New Zealand commando troops have begun a fourth deployment in Afghanistan following a US request for the troops to return to the war-torn country, Prime Minister John Key said Monday.
A unit of 71 strategic air service troops flew to Afghanistan last week on the first of three six-month rotations for the commandos, who will be attached to NATO forces, he said. The United States has repeatedly asked New Zealand to raise its troop levels in recent months and specifically asked for its elite commandos to return.
The commandos were deployed to help US forces oust the Taliban regime following the Sept. 11, 2001 attacks and they returned for tours of duty in 2003 and 2006.
Key said the units would spend six months at a time in Afghanistan on their latest 18-month deployment, but declined to give further information citing operational secrecy. Despite concerns about fraud in the recent presidential election, New Zealand continues to support the government of President Hamid Karzai "as we seek to try and stabilize Afghanistan ... and ultimately control can be wrestled back ... from the Taliban," he said.
Deploying the troops was the right decision, despite many New Zealanders being opposed to the idea, Key said.
"The alternative is we are left with a country where control is ceded to the Taliban and where in all probability more terrorist activities will be planned," he said. "I don't believe that's in anybody's best interest."
Key announced last month that troops in New Zealand's 140-strong provincial reconstruction team will gradually be drawn down by 2014. The troops have operated in Bamiyan province northeast of the capital, Kabul, since 2003.
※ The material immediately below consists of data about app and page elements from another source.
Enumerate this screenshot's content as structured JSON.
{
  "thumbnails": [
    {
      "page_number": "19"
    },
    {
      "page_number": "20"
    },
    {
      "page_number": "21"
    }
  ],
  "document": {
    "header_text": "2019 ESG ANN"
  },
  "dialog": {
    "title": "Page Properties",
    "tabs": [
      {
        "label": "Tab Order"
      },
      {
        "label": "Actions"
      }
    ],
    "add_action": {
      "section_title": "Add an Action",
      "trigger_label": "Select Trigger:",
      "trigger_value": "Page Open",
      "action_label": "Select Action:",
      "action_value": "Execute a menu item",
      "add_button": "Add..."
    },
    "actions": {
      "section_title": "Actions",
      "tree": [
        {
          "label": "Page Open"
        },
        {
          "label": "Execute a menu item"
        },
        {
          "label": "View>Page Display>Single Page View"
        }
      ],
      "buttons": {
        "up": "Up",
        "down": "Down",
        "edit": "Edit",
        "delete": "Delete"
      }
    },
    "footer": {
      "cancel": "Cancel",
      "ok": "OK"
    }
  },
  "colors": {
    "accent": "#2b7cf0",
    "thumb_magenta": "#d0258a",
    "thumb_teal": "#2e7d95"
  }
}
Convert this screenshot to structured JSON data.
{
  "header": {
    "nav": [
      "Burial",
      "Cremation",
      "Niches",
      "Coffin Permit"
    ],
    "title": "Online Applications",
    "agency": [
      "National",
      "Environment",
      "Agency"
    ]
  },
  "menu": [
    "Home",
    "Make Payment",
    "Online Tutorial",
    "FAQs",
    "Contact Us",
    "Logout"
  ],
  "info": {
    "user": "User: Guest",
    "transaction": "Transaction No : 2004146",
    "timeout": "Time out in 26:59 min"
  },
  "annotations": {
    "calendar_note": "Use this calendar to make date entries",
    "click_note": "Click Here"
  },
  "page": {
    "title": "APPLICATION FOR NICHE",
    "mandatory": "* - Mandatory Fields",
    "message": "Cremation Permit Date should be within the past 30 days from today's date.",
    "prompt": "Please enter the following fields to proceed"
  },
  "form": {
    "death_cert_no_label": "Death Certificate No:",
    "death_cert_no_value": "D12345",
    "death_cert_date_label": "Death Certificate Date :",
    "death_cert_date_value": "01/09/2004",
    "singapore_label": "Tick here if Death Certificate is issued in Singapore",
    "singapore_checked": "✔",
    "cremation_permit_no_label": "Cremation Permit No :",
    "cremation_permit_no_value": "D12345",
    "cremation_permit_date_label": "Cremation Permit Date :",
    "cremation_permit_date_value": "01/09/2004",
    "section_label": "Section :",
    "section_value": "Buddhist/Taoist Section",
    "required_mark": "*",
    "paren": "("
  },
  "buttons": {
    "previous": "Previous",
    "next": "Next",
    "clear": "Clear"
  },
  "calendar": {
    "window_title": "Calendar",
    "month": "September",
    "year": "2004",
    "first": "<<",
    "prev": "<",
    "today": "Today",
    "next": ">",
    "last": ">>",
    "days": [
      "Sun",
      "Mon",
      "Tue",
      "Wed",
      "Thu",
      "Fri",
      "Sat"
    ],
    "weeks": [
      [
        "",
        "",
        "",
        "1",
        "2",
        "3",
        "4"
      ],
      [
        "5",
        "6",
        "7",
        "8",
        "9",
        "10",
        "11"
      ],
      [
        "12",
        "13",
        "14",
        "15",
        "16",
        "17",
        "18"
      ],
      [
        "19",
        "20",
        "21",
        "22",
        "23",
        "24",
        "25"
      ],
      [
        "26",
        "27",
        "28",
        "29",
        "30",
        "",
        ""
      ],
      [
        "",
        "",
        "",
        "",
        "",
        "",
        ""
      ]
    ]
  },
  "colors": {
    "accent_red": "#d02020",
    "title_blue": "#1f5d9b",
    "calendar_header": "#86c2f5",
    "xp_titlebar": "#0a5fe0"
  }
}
The move implemented Key's exit strategy for the regular troops, who currently are committed to stay in Afghanistan until September 2010.